Small businesses are broadening their reach in the federal marketplace, winning contracts from major departments and agencies, and working their way toward becoming major players on communications contracts.
Hiring small businesses is part of a government-wide effort to make sure they're not only noticed, but competing and winning federal accounts, said Jim Krol, executive director of the Small Business Government Communicators Network.
"Some of these things we are doing, building collaboration between government and industry, highlights the work small businesses are able to do. They're hungry; they want to be successful," he said.

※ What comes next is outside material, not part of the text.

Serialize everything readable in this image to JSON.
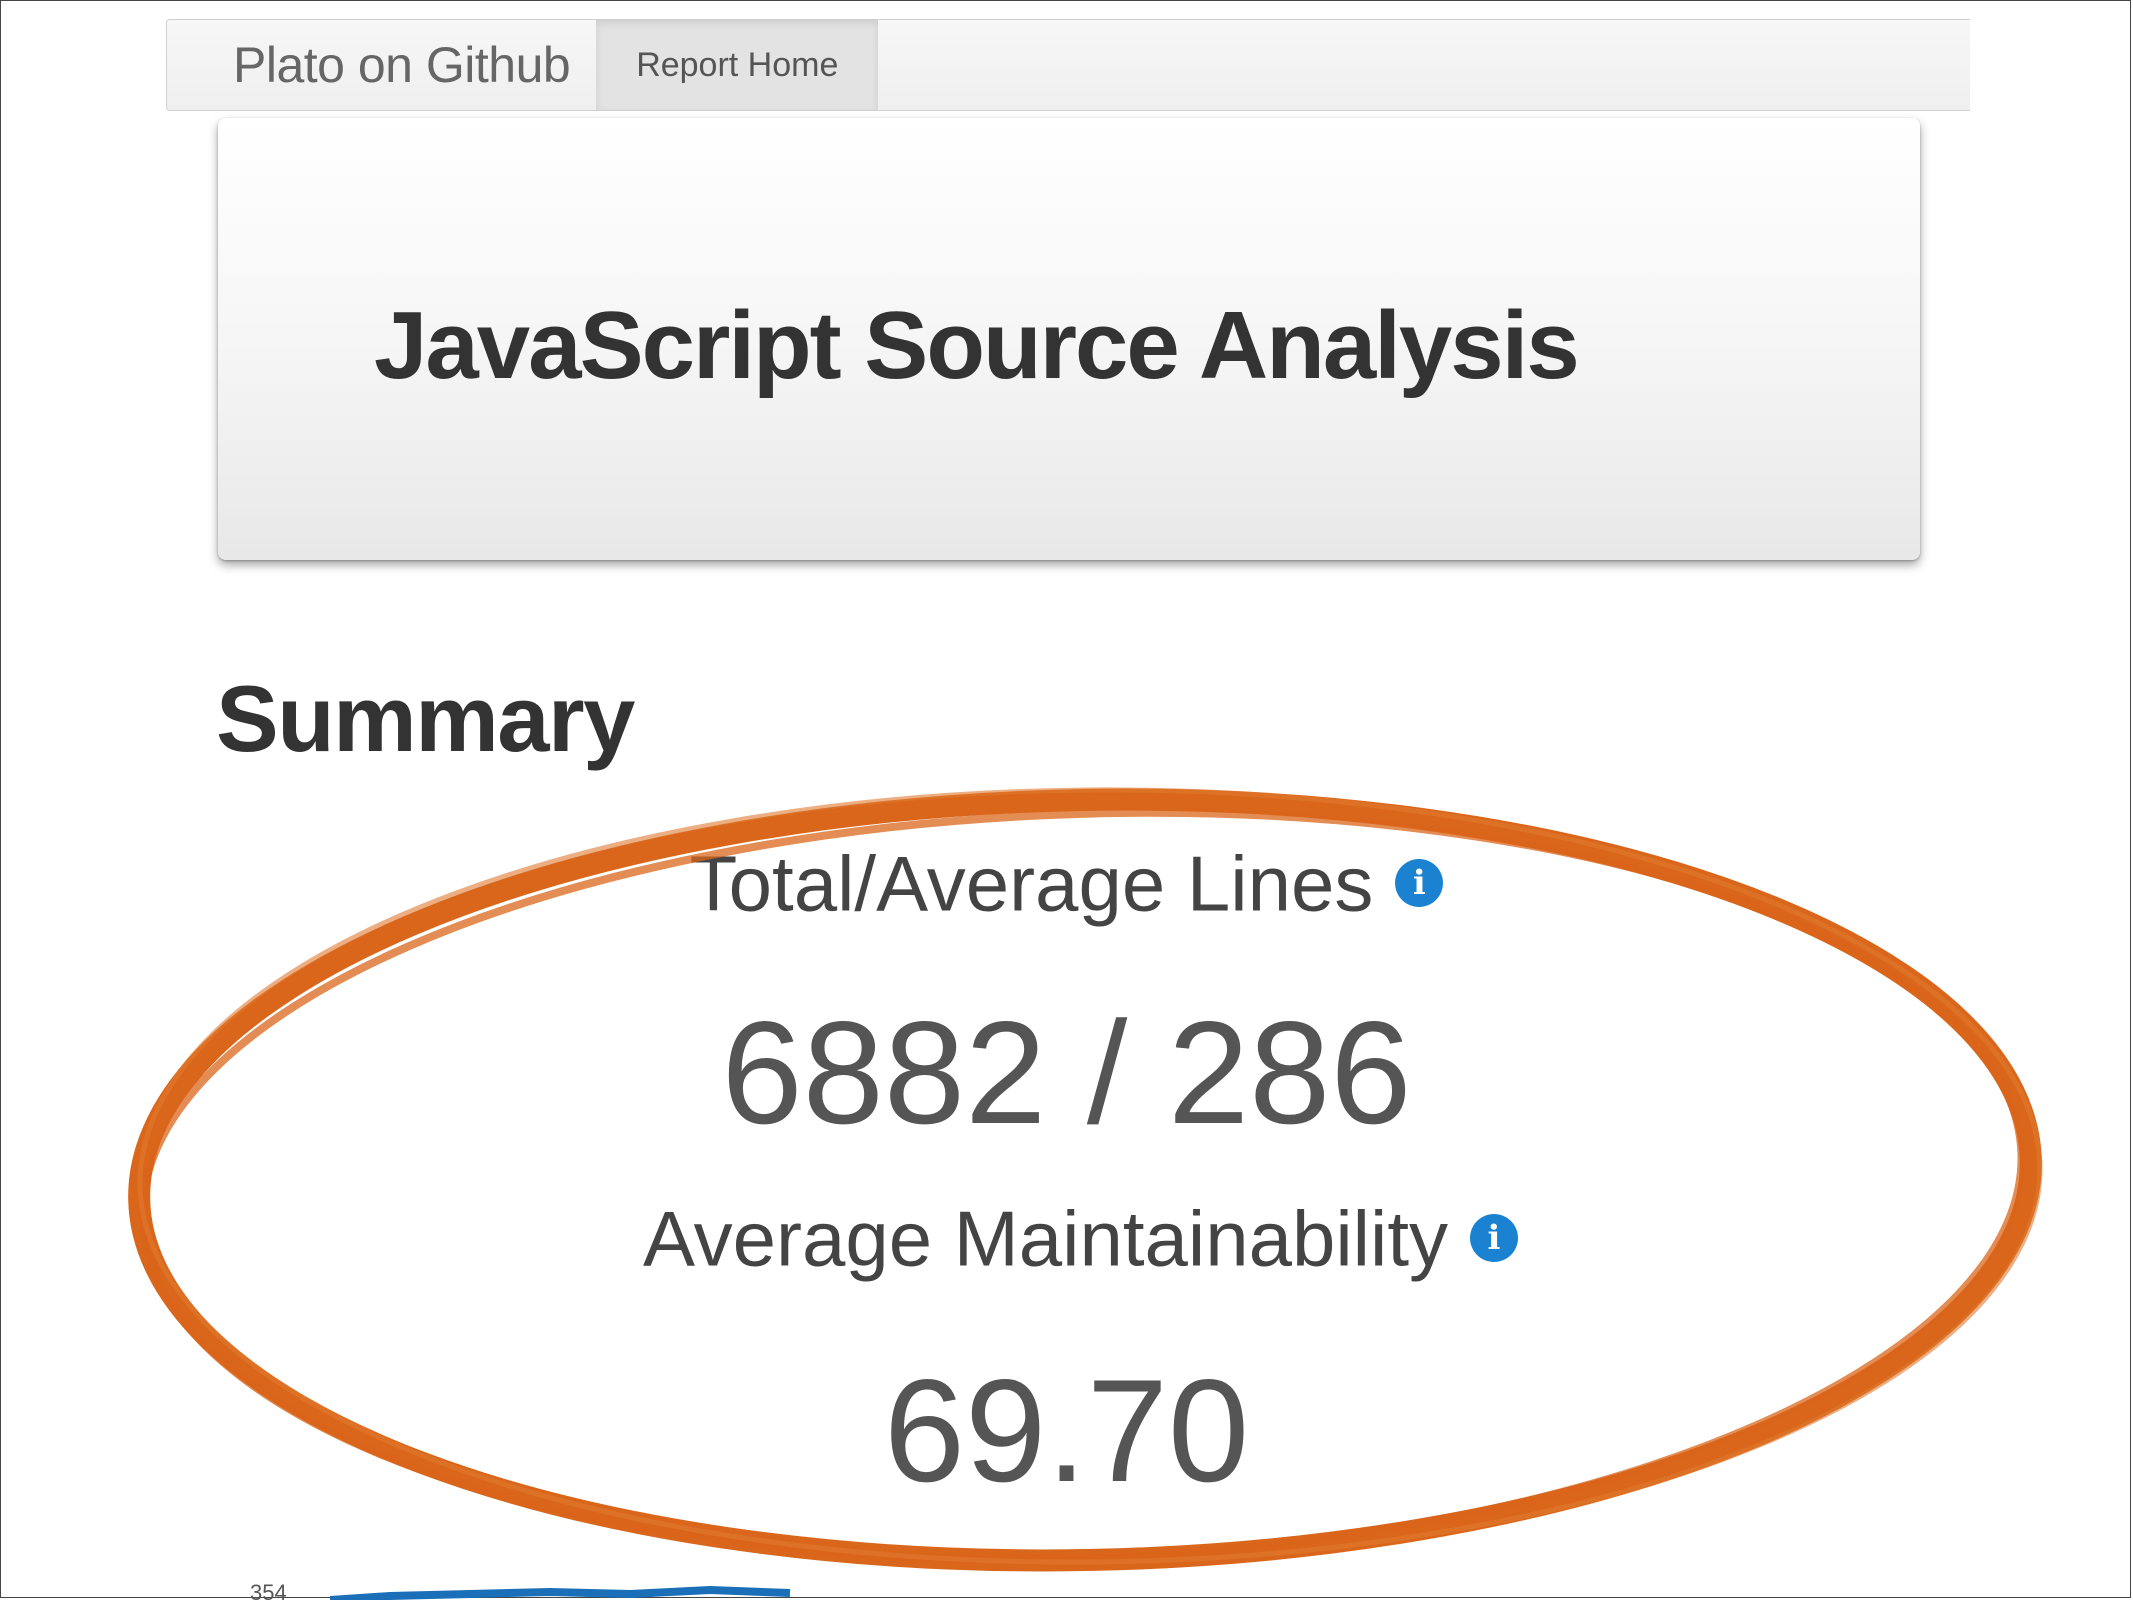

The government has come to understand that small businesses are capable of and have the talent to do the same work as larger firms in many cases. Krol said the variety of services that small businesses offer can often be intriguing. For instance, some concentrate just on PR campaigns while others might offer a broader range of services.
"That's kind of the beautiful part of it: the government, no matter what it needs, can find someone," said Krol, explaining the variety of small businesses.
Small firms grew their share of the federal account pie in 2012, winning 43% of the government's PR contracts, or about $64.5 million out of $149.5 million spent on the service, according to the Government Contractors Network.
A boost for small businesses came from the Veterans Administration. The agency saw a 112.8% increase in PR spending from 2011 levels, according to the report. In total, the departments of Health and Human Services, Defense, and Justice, and the VA and the General Services Administration made up at least 78% of PR contracting, up from only three departments or agencies in 2011.
In 2012, nearly 93%, or roughly $8.6 million, of the VA's PR dollars went toward small business contracts.